He had a bad case of nerves early on. Taking corners from the left he fluffed the first couple putting them behind the goal. At the third the England goalie, (legendary) Frank Swift walked over and politely handed the ball to my dad. “Take your time, young fella…” he said with a friendly pat on the arm. My dad never forgot this kind gesture by the seasoned veteran to the first timer. Dad got two that day, so maybe the big goalie lived to regret his kindness!
Today is the fiftieth anniversary of the gentleman goalie’s death in Munich, on the flight which which destroyed the Busby Babes. All the coverage on Radio and TV has made me think about the footballing deeds of those times and of my dad’s small part in them.
Thanks to Paul and Catherine for posting their messages here.
jcd said…
Thanks for that Robert. It is anecdotes and memories such as yours that make this site worthwhile.

I am just back from Windsor Park where a minutes silence was observed for the anniversary of Munich. It should be remembered that the world was robbed not just of some fine footballers, but of many more fine men.
Jamie Smith said…
hey guys Norman Lockhart was my grandad's cousin - he always talked about him, best wishes to you all
wee bear said…
Hi Robert

This is your cousin Margaret - I felt I had to add my comments here - your dad was so good to me he gave me pocket money, took me to the park and sung in the car _ I just so loved him singing!!! and now I do it with my grandchildren.
ps I used to read you stories!!!!
Love Margaret
Rbert Lockhart said…
Hi,Robert here again (29.03.10),

Thanks jcd,jamie (who was your grandad by the way?) and Margaret. I remember dad's love of singing very well Margaret (and remember your visits with fondness).

Sadly my Mum, Gladys, died in April 2009. She died peacefully and was herself to the end. One of the things i miss most is chatting to her about my dad's career, which made the first 15 years or so of their marriage such an exciting time. Now i've no-one to ask when queries come to mind. I have to turn to the internet.

i made an exciting discovery
recently. you can watch my dad score a penalty against Scotland at Windsor Park in 1953 at .this meant the world to me as i never saw him play and thought maybe i never would. wish i could show it to Mum.

dad was proud of his penalty technique and here's a perfect example- goalie guesses right but can't get to it!
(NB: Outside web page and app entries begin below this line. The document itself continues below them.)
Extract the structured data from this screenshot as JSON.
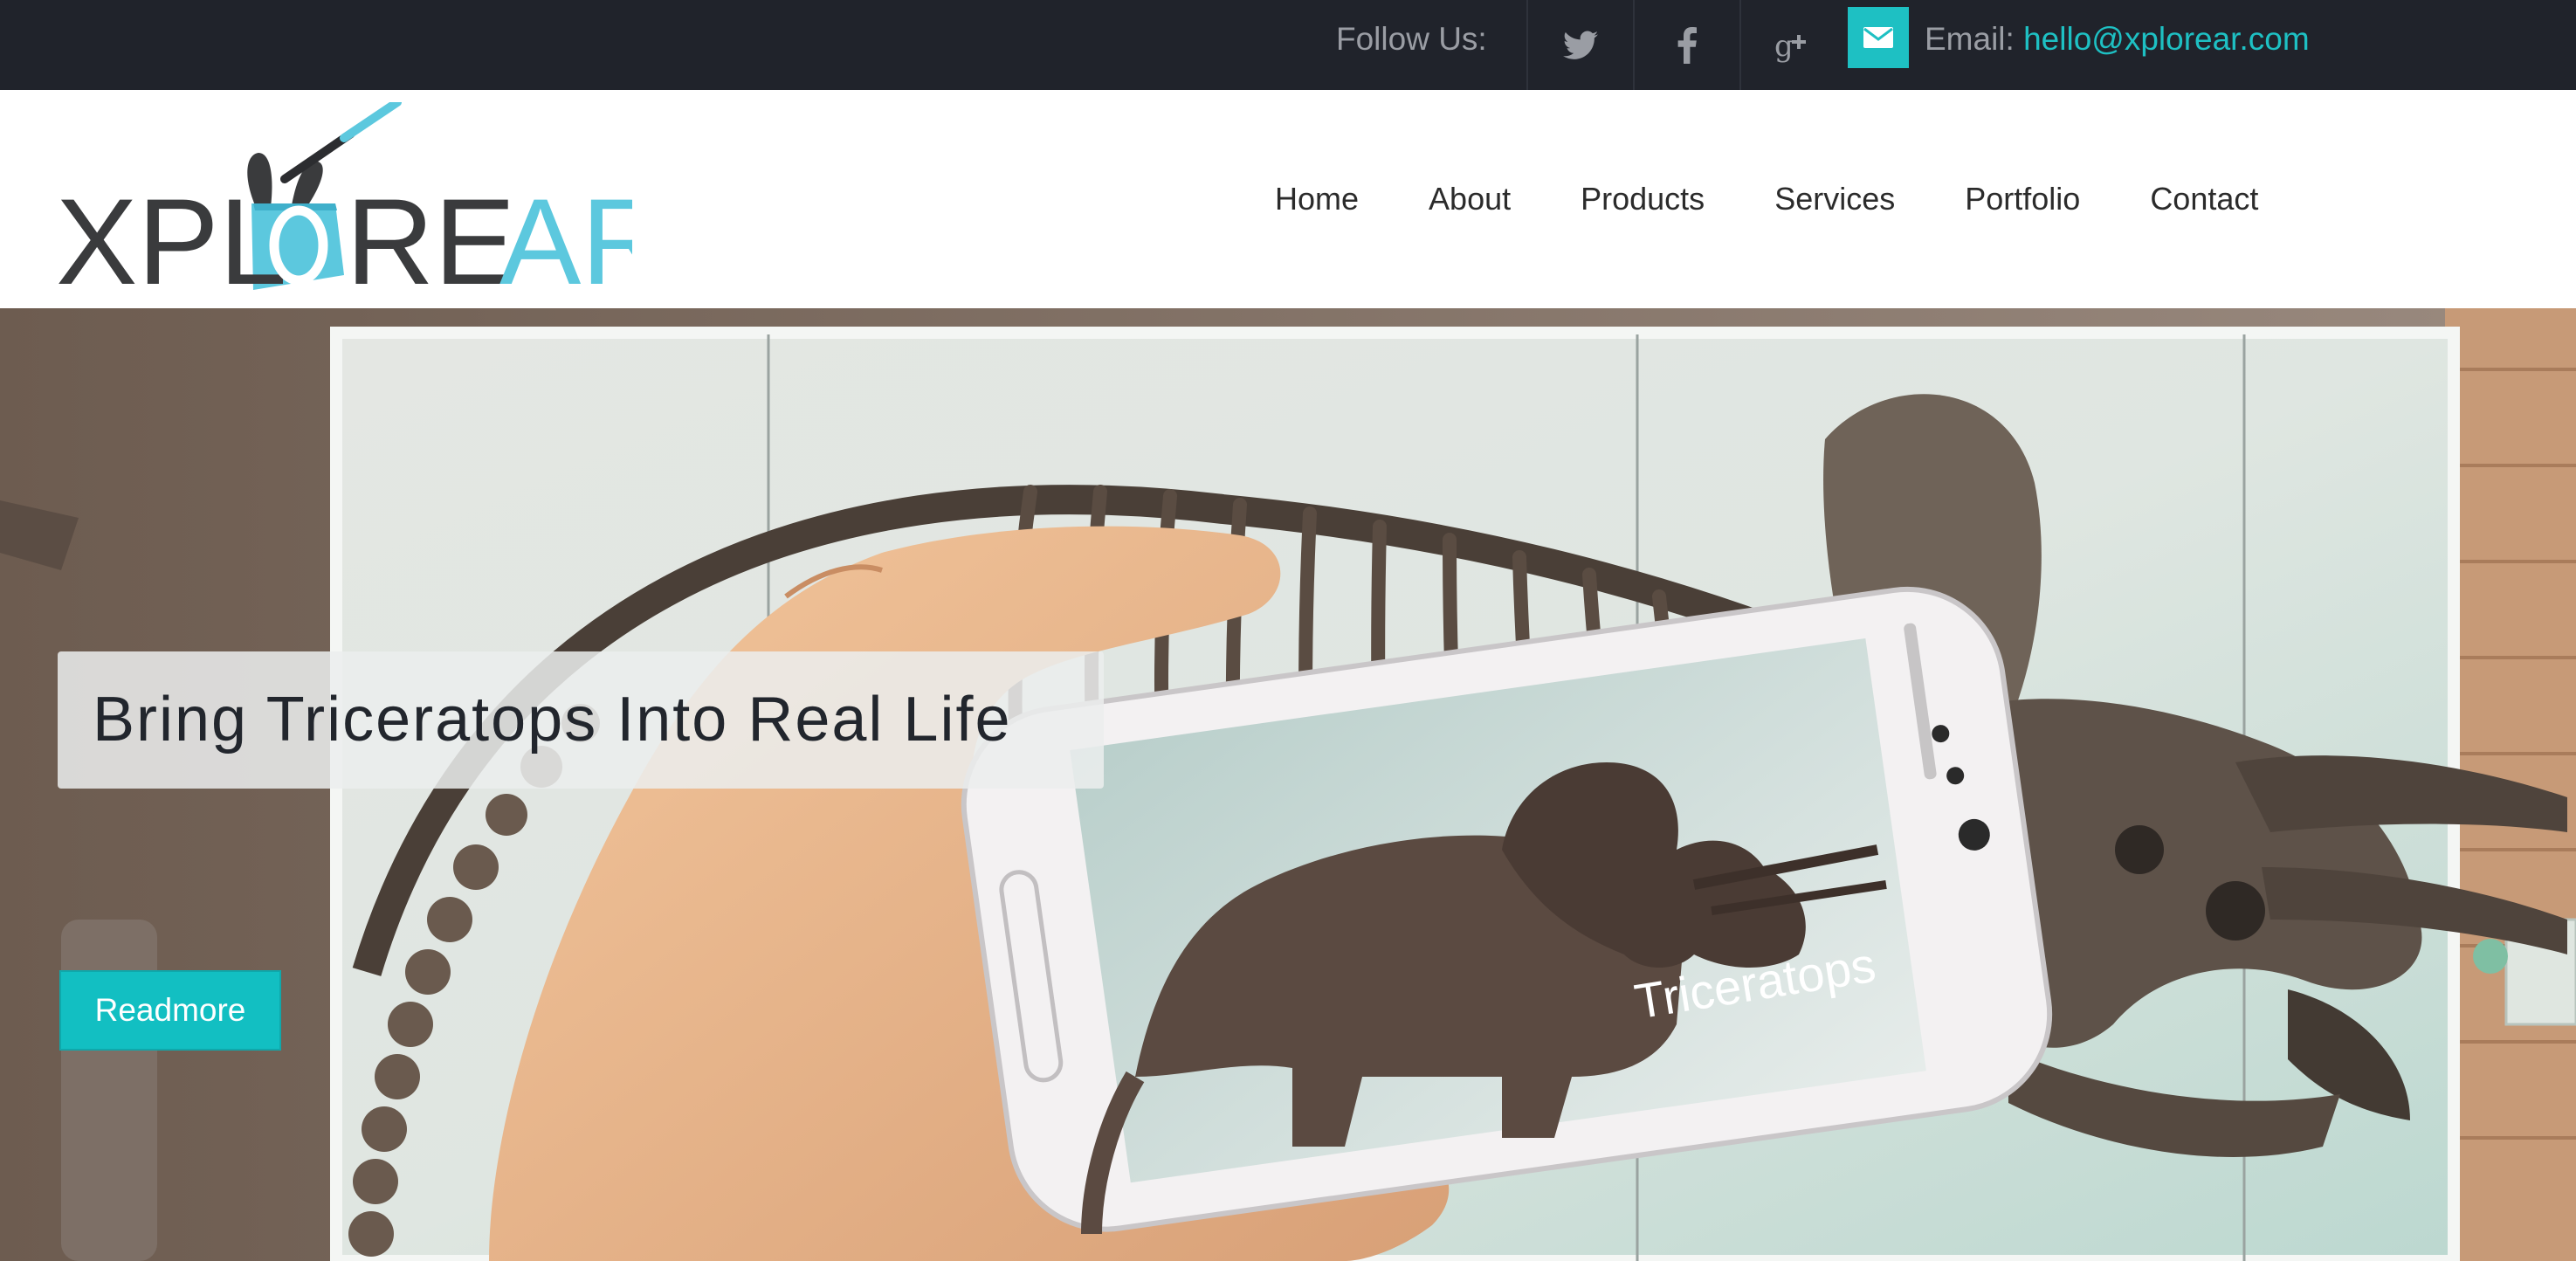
{
  "topbar": {
    "follow_label": "Follow Us:",
    "social": [
      "twitter-icon",
      "facebook-icon",
      "google-plus-icon"
    ],
    "email_label": "Email:",
    "email_address": "hello@xplorear.com"
  },
  "logo": {
    "text": "XPLOREAR"
  },
  "nav": {
    "items": [
      "Home",
      "About",
      "Products",
      "Services",
      "Portfolio",
      "Contact"
    ]
  },
  "hero": {
    "title": "Bring Triceratops Into Real Life",
    "button_label": "Readmore",
    "phone_label": "Triceratops"
  },
  "colors": {
    "accent": "#1ec0c3",
    "topbar_bg": "#20232b",
    "nav_text": "#2b2b2b"
  }
}
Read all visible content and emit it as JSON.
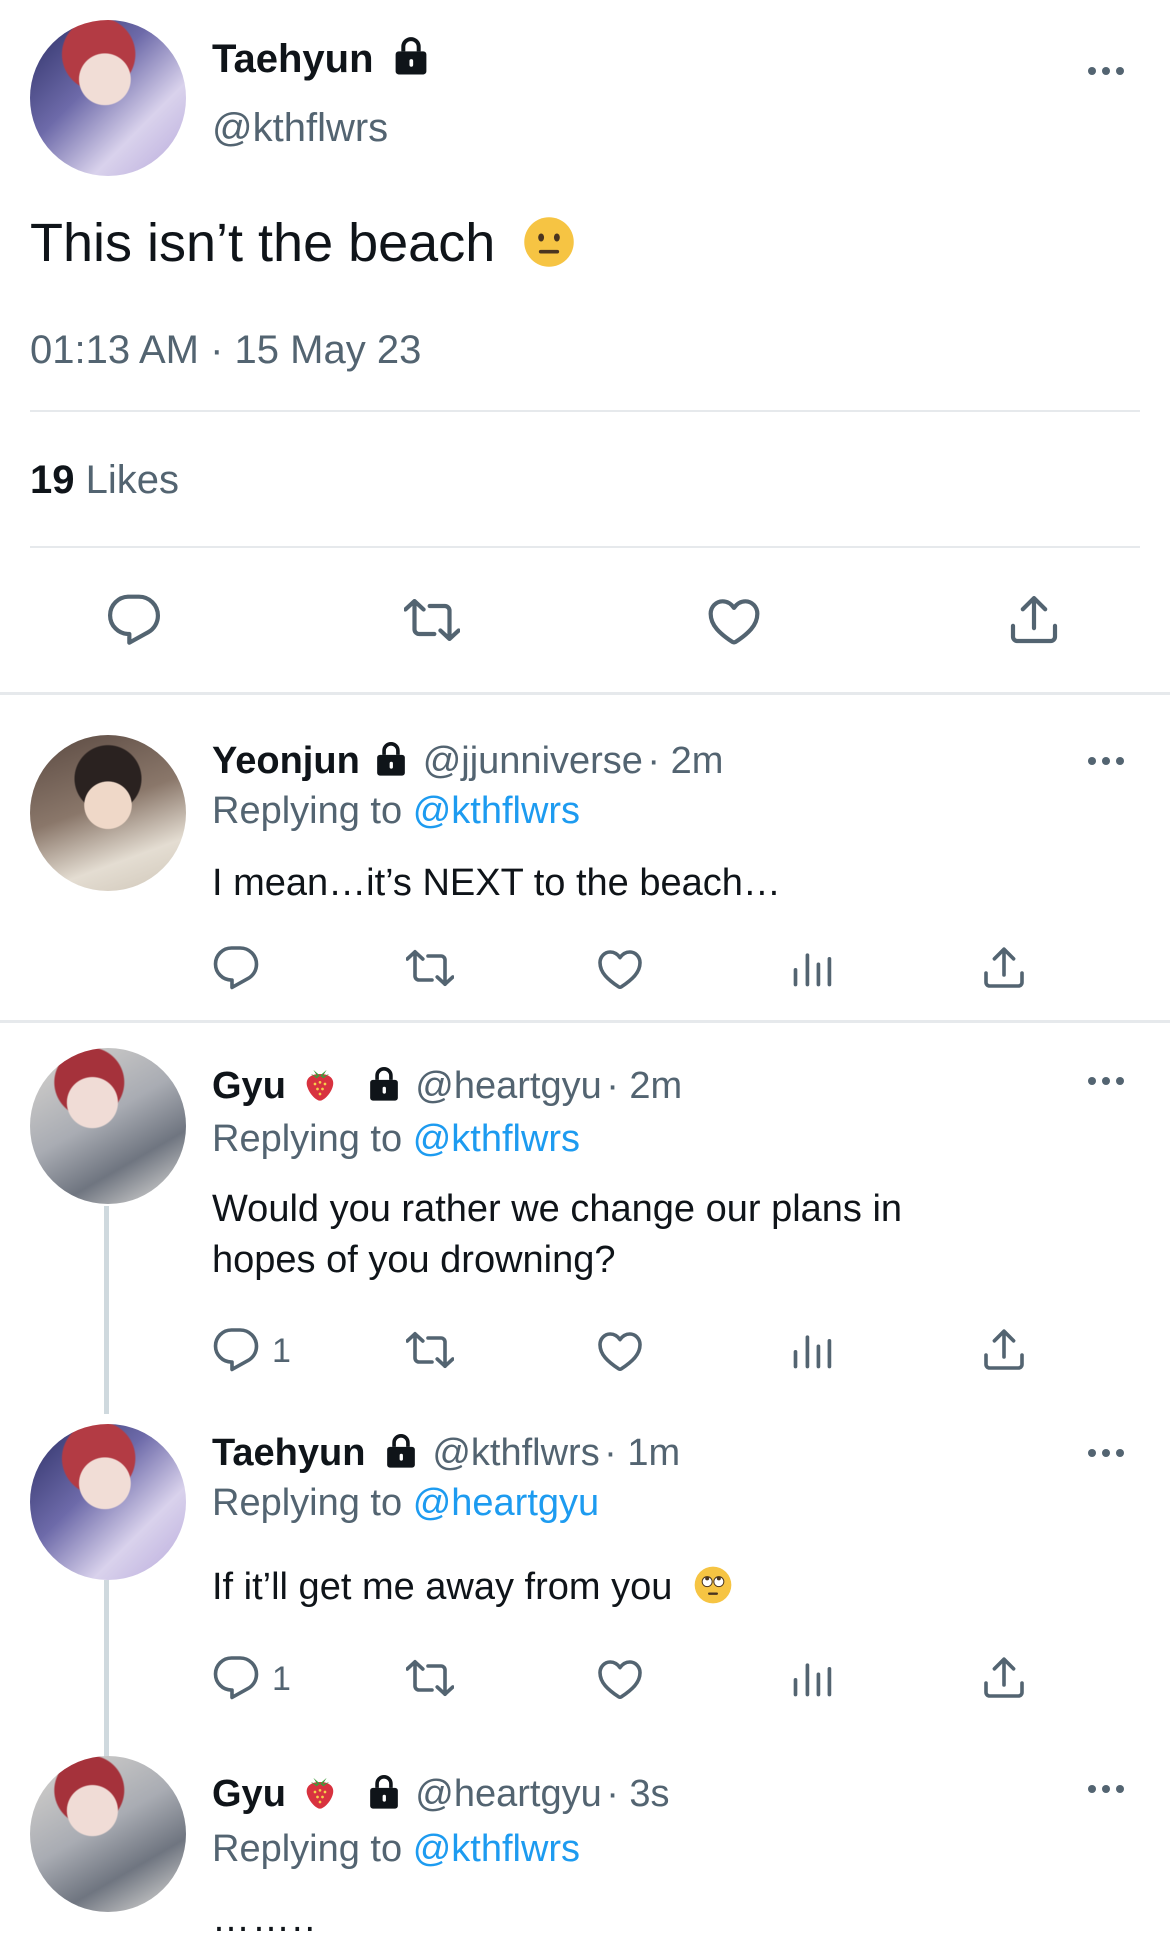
{
  "main_tweet": {
    "author_name": "Taehyun",
    "handle": "@kthflwrs",
    "text": "This isn’t the beach",
    "emoji": "neutral-face",
    "timestamp": "01:13 AM · 15 May 23",
    "likes_count": "19",
    "likes_label": "Likes"
  },
  "replies": [
    {
      "author_name": "Yeonjun",
      "handle": "@jjunniverse",
      "time": "· 2m",
      "replying_prefix": "Replying to",
      "replying_handle": "@kthflwrs",
      "text": "I mean…it’s NEXT to the beach…"
    },
    {
      "author_name": "Gyu",
      "handle": "@heartgyu",
      "time": "· 2m",
      "replying_prefix": "Replying to",
      "replying_handle": "@kthflwrs",
      "text_line1": "Would you rather we change our plans in",
      "text_line2": "hopes of you drowning?",
      "reply_count": "1"
    },
    {
      "author_name": "Taehyun",
      "handle": "@kthflwrs",
      "time": "· 1m",
      "replying_prefix": "Replying to",
      "replying_handle": "@heartgyu",
      "text": "If it’ll get me away from you",
      "emoji": "eye-roll-face",
      "reply_count": "1"
    },
    {
      "author_name": "Gyu",
      "handle": "@heartgyu",
      "time": "· 3s",
      "replying_prefix": "Replying to",
      "replying_handle": "@kthflwrs",
      "text": "……..",
      "emoji": "strawberry"
    }
  ],
  "colors": {
    "accent": "#1d9bf0",
    "text": "#0f1419",
    "muted": "#536471",
    "divider": "#e6e9ec"
  }
}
what's nice about the clip too is how much of Divis Mountain and the streets around Windsor Park you can see, and the wonderful crowd scenes- nearly 60,000 people there!
It looks like a beautiful day for a football game.

there are other clips and glimpses of him on the pathe site and the movietone site too, i'm still looking into this.

cheerio for now, RL
Anonymous said…
So lovely to come across this site. My grandparents had been his neighbours and I used to spend days reading his daughters books in her room (from memory she was at uni). After Mr Lockhart died his wife left me a signed photo of him playing football which I have kept safe all these years wanting to know more about him as I had no idea he was a footballer! I had often searched but gave up about 10 years ago. So glad I tried again x
Unknown said…
Only just came across this, Norman was a very jolly and kindly uncle (married to my dad's (George)lovely sister Gladys) I have very fond memories of both. Do you remember playing firemen in Suffolk Robert, just across the road from mother and papa? Your cousin Lesley x